# MATERIAL FOR THIS TASK:
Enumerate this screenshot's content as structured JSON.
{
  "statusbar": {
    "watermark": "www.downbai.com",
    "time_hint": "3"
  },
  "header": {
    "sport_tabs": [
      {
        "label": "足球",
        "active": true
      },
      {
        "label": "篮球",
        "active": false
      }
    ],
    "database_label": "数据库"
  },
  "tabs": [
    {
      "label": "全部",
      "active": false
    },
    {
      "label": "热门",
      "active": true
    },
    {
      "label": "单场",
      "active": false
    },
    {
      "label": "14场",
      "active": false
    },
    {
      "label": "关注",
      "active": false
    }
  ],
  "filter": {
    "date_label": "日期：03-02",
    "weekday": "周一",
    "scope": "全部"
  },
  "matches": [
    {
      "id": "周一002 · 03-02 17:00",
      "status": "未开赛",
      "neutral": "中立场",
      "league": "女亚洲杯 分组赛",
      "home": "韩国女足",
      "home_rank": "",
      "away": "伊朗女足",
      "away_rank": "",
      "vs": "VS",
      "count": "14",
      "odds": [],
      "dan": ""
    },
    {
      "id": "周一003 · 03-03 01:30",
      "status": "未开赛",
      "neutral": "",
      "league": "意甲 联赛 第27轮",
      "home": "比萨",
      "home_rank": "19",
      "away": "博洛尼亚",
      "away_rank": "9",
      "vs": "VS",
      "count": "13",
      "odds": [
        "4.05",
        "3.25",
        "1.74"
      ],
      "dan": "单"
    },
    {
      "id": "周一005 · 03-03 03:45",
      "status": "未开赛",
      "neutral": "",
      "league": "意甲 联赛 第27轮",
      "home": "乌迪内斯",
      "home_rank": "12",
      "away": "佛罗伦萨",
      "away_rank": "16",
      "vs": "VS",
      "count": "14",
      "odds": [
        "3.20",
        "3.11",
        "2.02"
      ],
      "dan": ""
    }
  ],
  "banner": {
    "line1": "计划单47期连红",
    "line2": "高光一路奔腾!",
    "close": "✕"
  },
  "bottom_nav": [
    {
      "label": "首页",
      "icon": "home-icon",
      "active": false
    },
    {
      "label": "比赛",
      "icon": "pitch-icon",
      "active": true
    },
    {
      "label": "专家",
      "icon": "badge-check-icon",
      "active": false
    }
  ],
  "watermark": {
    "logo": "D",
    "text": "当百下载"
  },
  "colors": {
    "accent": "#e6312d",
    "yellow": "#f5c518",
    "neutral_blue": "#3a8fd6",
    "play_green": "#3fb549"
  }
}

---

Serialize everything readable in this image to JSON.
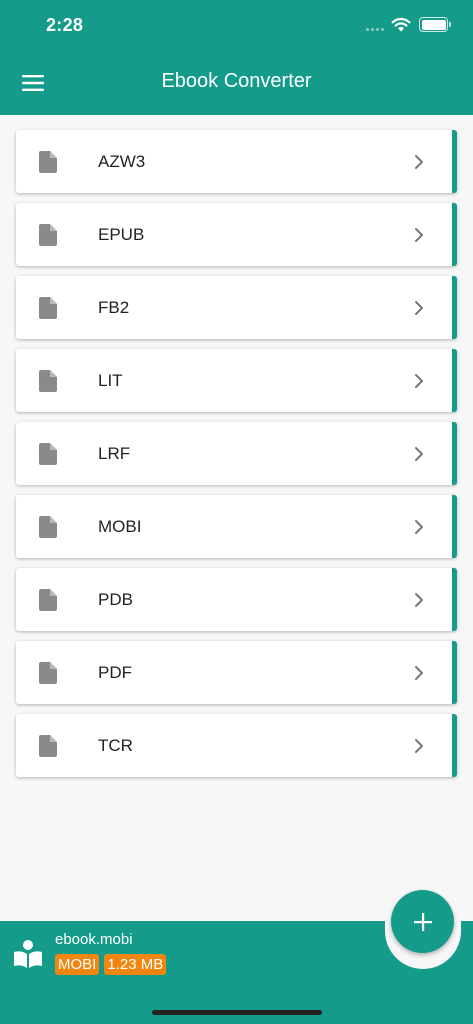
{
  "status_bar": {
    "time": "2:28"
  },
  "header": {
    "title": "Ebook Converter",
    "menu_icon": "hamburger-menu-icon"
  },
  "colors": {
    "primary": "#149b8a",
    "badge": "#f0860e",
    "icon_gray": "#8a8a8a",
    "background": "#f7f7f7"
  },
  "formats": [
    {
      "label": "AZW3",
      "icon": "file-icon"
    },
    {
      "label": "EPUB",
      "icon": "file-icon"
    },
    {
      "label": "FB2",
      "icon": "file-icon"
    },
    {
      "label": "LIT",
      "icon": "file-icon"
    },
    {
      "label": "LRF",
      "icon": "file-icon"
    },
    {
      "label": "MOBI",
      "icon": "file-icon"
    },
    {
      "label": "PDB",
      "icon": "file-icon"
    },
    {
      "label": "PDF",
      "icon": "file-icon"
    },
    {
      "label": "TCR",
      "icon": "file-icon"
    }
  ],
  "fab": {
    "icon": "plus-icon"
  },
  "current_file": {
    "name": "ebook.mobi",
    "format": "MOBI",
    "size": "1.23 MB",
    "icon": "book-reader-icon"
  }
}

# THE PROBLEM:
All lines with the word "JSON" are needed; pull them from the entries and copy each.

# SOLUTION TO THIS EXERCISE:
Enumerate this screenshot's content as structured JSON.
Serialize everything readable in this image to JSON.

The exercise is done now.